Use this At A Glance Guide to learn the Georgia Code related to amended answer in Georgia Superior Court. For more detailed information, please see the SmartRules Amended Answer Guide for the court where your action is pending.
If the parties try, by either express or implied consent, issues that were not raised in the pleadings, those issues will be treated in all respects as if they had been raised in the pleadings. On a proper motion, any party will be permitted to amend the pleadings as necessary so that they raise any such issues and conform to the evidence presented at trial. A party may file such a motion at any time, including after judgment has been entered, but failure to amend the pleadings will not affect the resolution of such issues at trial. O.C.G.A. 9-11-15(b).
If, at trial, a party objects to evidence on the ground that it is not within the issues set out in the pleadings, the court may allow a party to amend the pleadings. The court should freely grant permission to amend the pleadings if:
1. Such amendment will subserve presentation of the merits of the action; and
2. The objecting party fails to show that admission of the evidence will prejudice him in maintaining his action or defense on the merits.
If the court grants permission to amend the pleadings over an objection, the court may grant a continuance to allow the objecting party to prepare to proceed in light of the additional evidence. O.C.G.A. 9-11-15(b).
An amended pleading relates back to the date of the original pleading if the claim or defense asserted in the amended pleading arises from the same conduct, transaction, or occurrence set forth (or attempted to be set forth) in the original pleading. O.C.G.A. 9-11-15(c).
If an amending pleading changes the party against whom a claim is asserted, the amended pleading will relate back if, within the applicable statute of limitations, the party to be brought in by amendment:
1. Received sufficient notice of the action so that he will not be prejudiced in maintaining his defense on the merits; and

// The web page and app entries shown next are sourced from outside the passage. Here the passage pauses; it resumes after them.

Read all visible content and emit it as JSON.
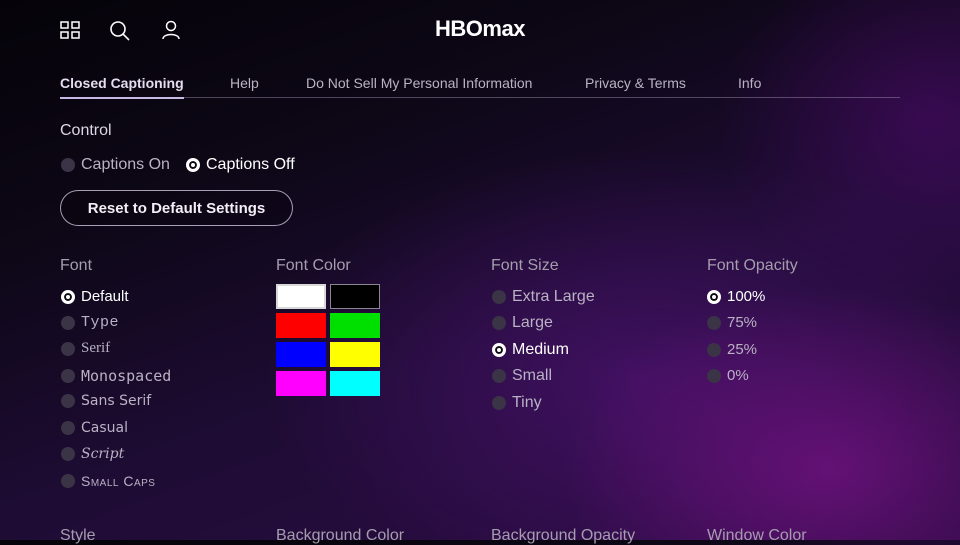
{
  "app": {
    "logo": "HBOmax"
  },
  "tabs": [
    {
      "label": "Closed Captioning"
    },
    {
      "label": "Help"
    },
    {
      "label": "Do Not Sell My Personal Information"
    },
    {
      "label": "Privacy & Terms"
    },
    {
      "label": "Info"
    }
  ],
  "control": {
    "title": "Control",
    "options": [
      {
        "label": "Captions On",
        "selected": false
      },
      {
        "label": "Captions Off",
        "selected": true
      }
    ],
    "reset_label": "Reset to Default Settings"
  },
  "font": {
    "title": "Font",
    "options": [
      "Default",
      "Type",
      "Serif",
      "Monospaced",
      "Sans Serif",
      "Casual",
      "Script",
      "Small Caps"
    ],
    "selected": "Default"
  },
  "font_color": {
    "title": "Font Color",
    "colors": [
      "#ffffff",
      "#000000",
      "#ff0000",
      "#00e000",
      "#0000ff",
      "#ffff00",
      "#ff00ff",
      "#00ffff"
    ],
    "selected": "#ffffff"
  },
  "font_size": {
    "title": "Font Size",
    "options": [
      "Extra Large",
      "Large",
      "Medium",
      "Small",
      "Tiny"
    ],
    "selected": "Medium"
  },
  "font_opacity": {
    "title": "Font Opacity",
    "options": [
      "100%",
      "75%",
      "25%",
      "0%"
    ],
    "selected": "100%"
  },
  "bottom_sections": [
    "Style",
    "Background Color",
    "Background Opacity",
    "Window Color"
  ],
  "icons": {
    "browse": "grid-icon",
    "search": "search-icon",
    "profile": "profile-icon",
    "radio": "radio-icon"
  }
}
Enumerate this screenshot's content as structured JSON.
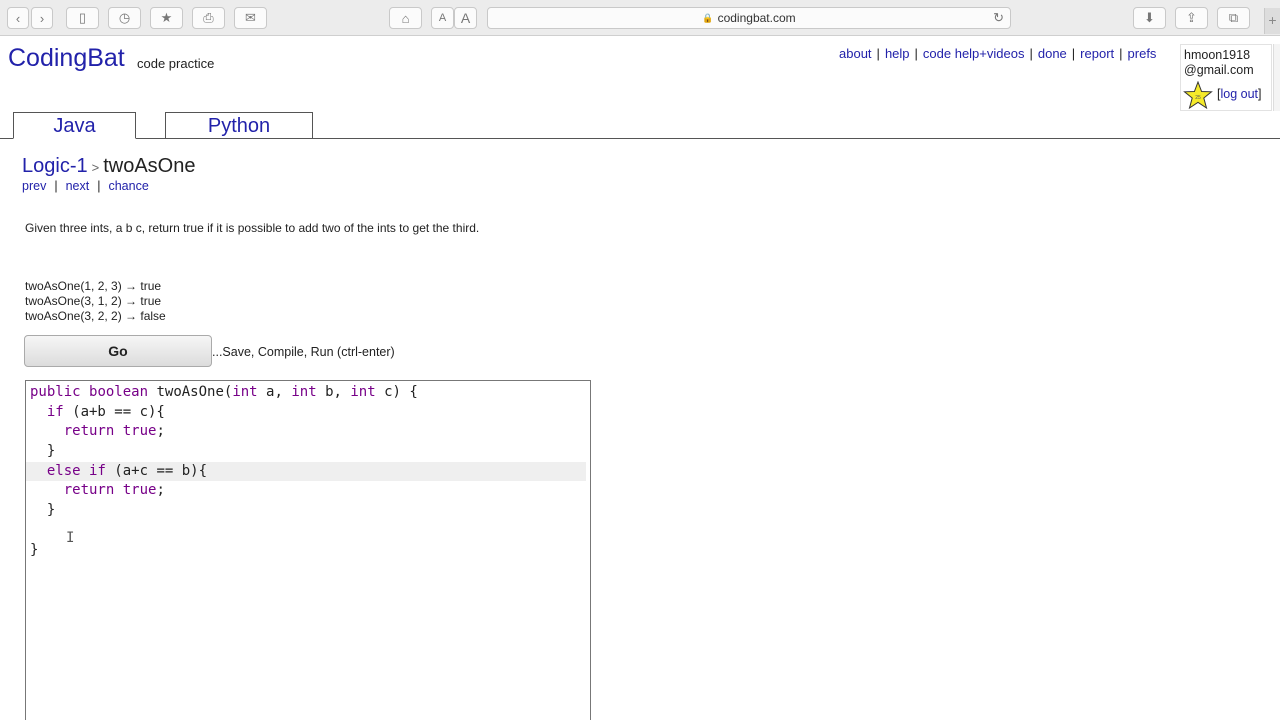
{
  "browser": {
    "url": "codingbat.com",
    "buttons": {
      "back": "‹",
      "forward": "›",
      "sidebar": "▯",
      "history": "◷",
      "bookmarks": "★",
      "print": "⎙",
      "mail": "✉",
      "home": "⌂",
      "font_small": "A",
      "font_large": "A",
      "reload": "↻",
      "downloads": "⬇",
      "share": "⇪",
      "tabs": "⧉",
      "new_tab": "+"
    }
  },
  "site": {
    "logo": "CodingBat",
    "logo_sub": "code practice",
    "nav": [
      "about",
      "help",
      "code help+videos",
      "done",
      "report",
      "prefs"
    ],
    "user": {
      "email_line1": "hmoon1918",
      "email_line2": "@gmail.com",
      "logout": "log out",
      "logout_open": "[",
      "logout_close": "]"
    },
    "tabs": [
      "Java",
      "Python"
    ]
  },
  "problem": {
    "category": "Logic-1",
    "sep": ">",
    "name": "twoAsOne",
    "nav": [
      "prev",
      "next",
      "chance"
    ],
    "description": "Given three ints, a b c, return true if it is possible to add two of the ints to get the third.",
    "examples": [
      "twoAsOne(1, 2, 3) → true",
      "twoAsOne(3, 1, 2) → true",
      "twoAsOne(3, 2, 2) → false"
    ],
    "go_label": "Go",
    "go_hint": "...Save, Compile, Run (ctrl-enter)"
  },
  "code": {
    "lines": [
      "public boolean twoAsOne(int a, int b, int c) {",
      "  if (a+b == c){",
      "    return true;",
      "  }",
      "  else if (a+c == b){",
      "    return true;",
      "  }",
      "",
      "}"
    ],
    "highlighted_line": 5
  },
  "colors": {
    "link": "#2222aa",
    "keyword": "#770088",
    "star": "#f5ea2a"
  }
}
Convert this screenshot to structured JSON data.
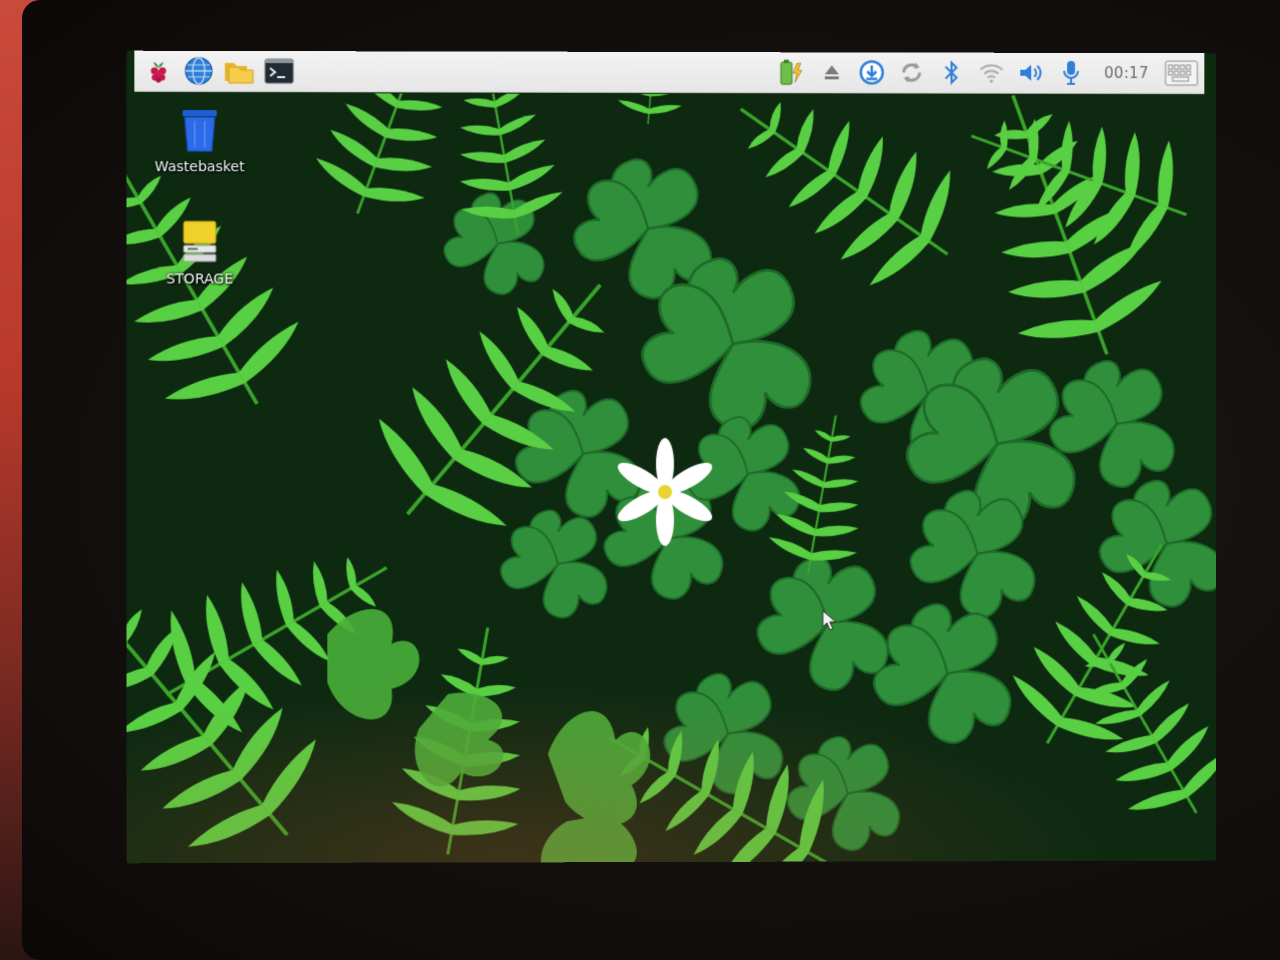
{
  "panel": {
    "launchers": [
      {
        "name": "raspberry-menu",
        "icon": "raspberry-icon"
      },
      {
        "name": "web-browser",
        "icon": "globe-icon"
      },
      {
        "name": "file-manager",
        "icon": "folder-icon"
      },
      {
        "name": "terminal",
        "icon": "terminal-icon"
      }
    ],
    "tray_icons": [
      "battery-charging-icon",
      "eject-icon",
      "download-icon",
      "sync-icon",
      "bluetooth-icon",
      "wifi-icon",
      "volume-icon",
      "microphone-icon"
    ],
    "clock": "00:17",
    "keyboard_icon": "virtual-keyboard-icon"
  },
  "desktop": {
    "icons": [
      {
        "label": "Wastebasket",
        "icon": "trash-icon"
      },
      {
        "label": "STORAGE",
        "icon": "drive-icon"
      }
    ]
  },
  "colors": {
    "panel_bg": "#ececec",
    "accent_blue": "#2f7fd8",
    "wallpaper_fern": "#4fc23a",
    "wallpaper_clover": "#2f8f3a"
  }
}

2. Knew or should have known that the action would have been brought against him if not for a mistake as to the identity of the proper party.
If a party moves for permission to file a supplemental pleading, after reasonable notice and on such terms as are just a court may permit the party to file a supplemental pleading setting forth transactions, occurrences, or events that have happened since the date of the party’s original pleading, even if the original pleading was defective in stating a claim or defense. The court may require any adverse party to plead in response to the supplemental pleading within a time period set by the court. O.C.G.A. 9-11-15(d).
Although not explicitly stated in the rules, it is established in Georgia case law that if a complaint names multiple defendants, each defendant must file an answer, although multiple defendants may answer jointly.
Unless the trial court orders otherwise, a party is not required to file an answer in response to a cross-claim or counterclaim against the party. Any cross-claim or counterclaim is considered denied automatically. O.C.G.A. 9-11-12(a).
If the complaint or amended complaint is so vague or ambiguous that the defendant cannot reasonably be required to frame a proper answer, the defendant still must file an answer, but also may file a motion for more definite statement pointing out the defects in the complaint and the details desired. If the motion is granted, the plaintiff will have fifteen (15) days from receiving notice of the order granting the motion, or such other time as the trial court orders, to provide any details ordered by the court. If the plaintiff fails to comply within the allotted time, the court may strike the complaint or enter whatever other order the court deems fair. O.C.G.A. 9-11-12(e).
The defendant may move to strike from the complaint or amended complaint any redundant, immaterial, impertinent, or scandalous matter. O.C.G.A. 9-11-12(f).
The authorities cited in this At A Glance Guide are current as of the publication date. For authorities updated in real time, please see the SmartRules Guide for the litigation document you are drafting.